FLORENCE, S.C. — A YouTube video of a July 4 sobriety checkpoint in Murfreesboro, Tenn., has spurred questions and conversation nationwide about highway checkpoints and constitutional rights.
The issue is a complicated one, but attorneys on both sides of the courtroom agree that the videographer’s claim that his constitutional rights were violated is not entirely correct.
In the video, which has gotten more than 3 million hits in a week, Chris Kalbaugh pulls up to a DUI checkpoint in Rutherford County, Tenn., on Independence Day. The video shows Tennessee Deputy A.J. Ross ask Kalbaugh to roll down his window. Kalbaugh’s window is about 2 inches down already and he replies, “It’s fine. I can hear you.”
Ross, visibly irritated, asks Kalbaugh his age and then walks away without waiting for a response. When the officer returns, he instructs Kalbaugh to pull his car over to the roadside. Discussions between the two men escalate into a debate about constitutional rights and Kalbaugh’s knowledge of the law. Meanwhile, another officer brings out drug dogs to sniff around Kalbaugh’s car. The 21-year-old driver tells the deputy that he had complied with the sobriety checkpoint law by stopping, but should not have been detained and searched.
“The officer orders me to pull over and get out of my car, demands me to give identification (it is only lawful for him to ask), gets the drug sniffing K-9, lies about me having ‘illegal drugs’ in the car, searches without consent and tells me that it is OK to take away constitutional rights for safety. All while not being detained,” Kalbaugh’s video description reads. “All this because my window was not lowered enough to his preference. I broke no laws whatsoever. On a day that we are supposed to be celebrating freedom and liberty. At the end of the encounter, the officer did not want to give me his name when I asked him. After I repeatedly asked him, he finally gave it to me.”
Kalbaugh went on to state that he has the constitutional freedom to travel without being randomly stopped by law enforcement officers and questioned.
Well, sort of, according to Florence defense attorney Henry M. “Hank” Anderson Jr.
When it comes to road blocks, drivers absolutely have rights … as do law enforcement officers.
“As for the license and registration, you gotta give it to them,” Anderson said. “They absolutely can ask for it and you’ve got to show it to them. And there’s a reason for that … the license belongs to the state, not you. Driving is a privilege, not a right. Secondly, they’re checking to make sure you’re not wanted or your license isn’t under suspension or anything like that. That’s part of their job and they have that right.”
Past that, Anderson said a driver is not required to answer any questions, take any field sobriety tests or allow a search of his vehicle. But, whatever is in plain view inside the car is fair game and officers can run a drug dog around the exterior perimeter of a vehicle without any specific cause.
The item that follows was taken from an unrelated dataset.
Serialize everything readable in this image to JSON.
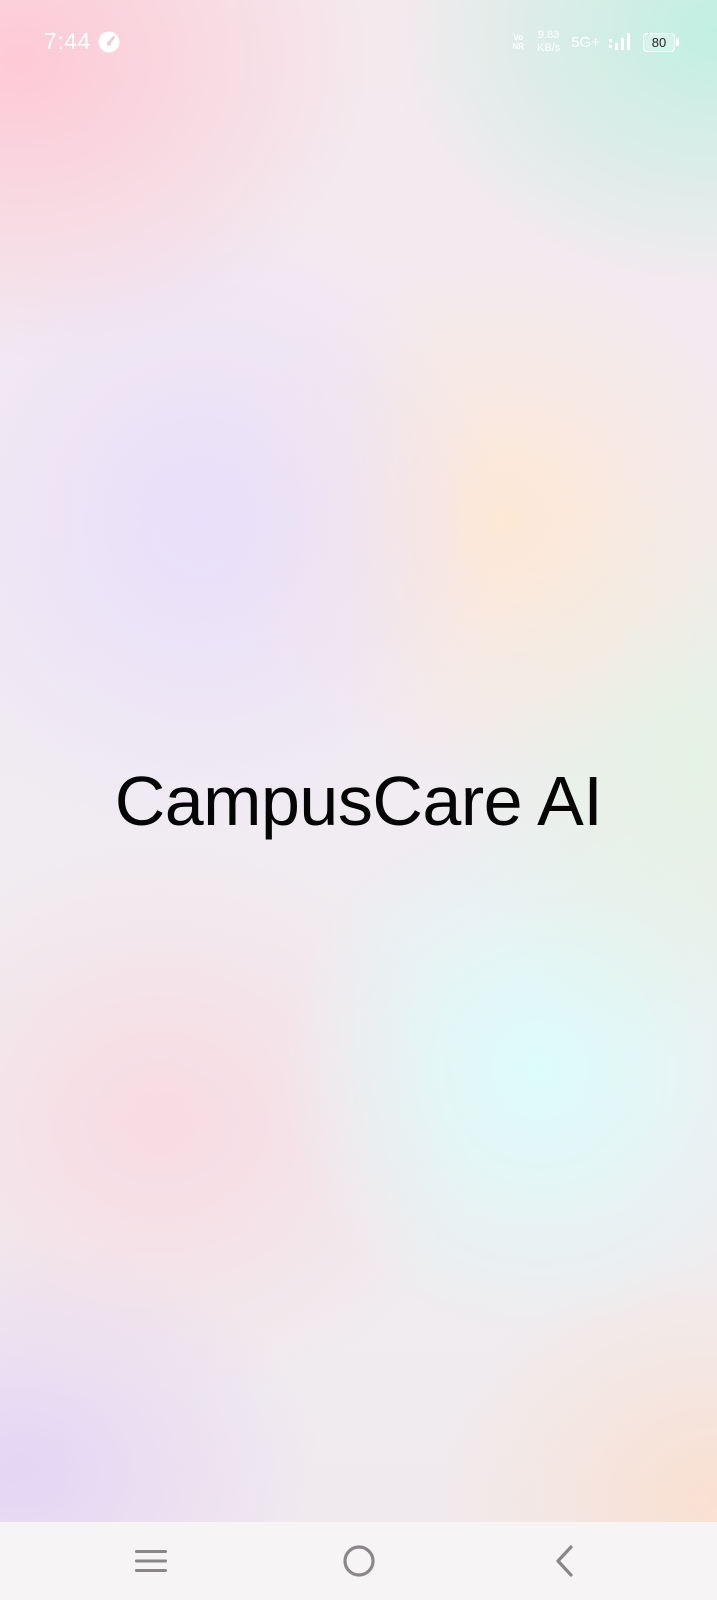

“So, no, they can’t just go through your glove box or under your seats, but if they see, a gun lying half out from under a seat or some type of drug paraphernalia, that’s probable cause,” Anderson said. “And regardless of what happens, I would always advise that a driver be respectful. You don’t have to answer questions or take the tests, but you can be respectful in your refusal.”
Thousands of drivers, just like Kalbaugh, encounter roadside safety checks each year. These checkpoints have grown increasingly common over the past few years, with more and more of them popping up on busy streets and intersections across the nation.
Though they may seem random, officers must follow a set number of DUI checkpoint rules and guidelines before a roadblock can legally be put in place.
As specified by the U.S. Supreme Court, DUI checkpoints are designed to protect and deter drivers from operating a vehicle while under the influence of alcohol. To make sure officers don’t use checkpoints simply to apprehend offenders, federal DUI guidelines require law enforcement to announce the date and location of any planned roadblock to the public.
In addition, officers are required to provide a valid reason for setting up a DUI checkpoint—such as a high number of drunk driving arrests or alcohol-related accidents in a particular area, for example. There must also be a specific plan regarding which vehicles will be stopped during the roadblock and any deviation from this plan must be recorded.
The Twelfth Circuit Law Enforcement Network (LEN), consisting of all of the law enforcement agencies in Florence and Marion counties, routinely provides notice of its plans to conduct traffic safety checkpoints in both counties each month.
“The focus of the checkpoints is the prevention of motor vehicle accidents, the detection of drunken or impaired drivers and the enforcement of motor vehicle violations. These cannot be set up for general crime control,” Florence County Sheriff’s Capt. Mike Nunn said. “We stop every vehicle and we keep records on every checkpoint. We follow the law to a T and we’ve never had one thrown out — at least that I’m aware of.”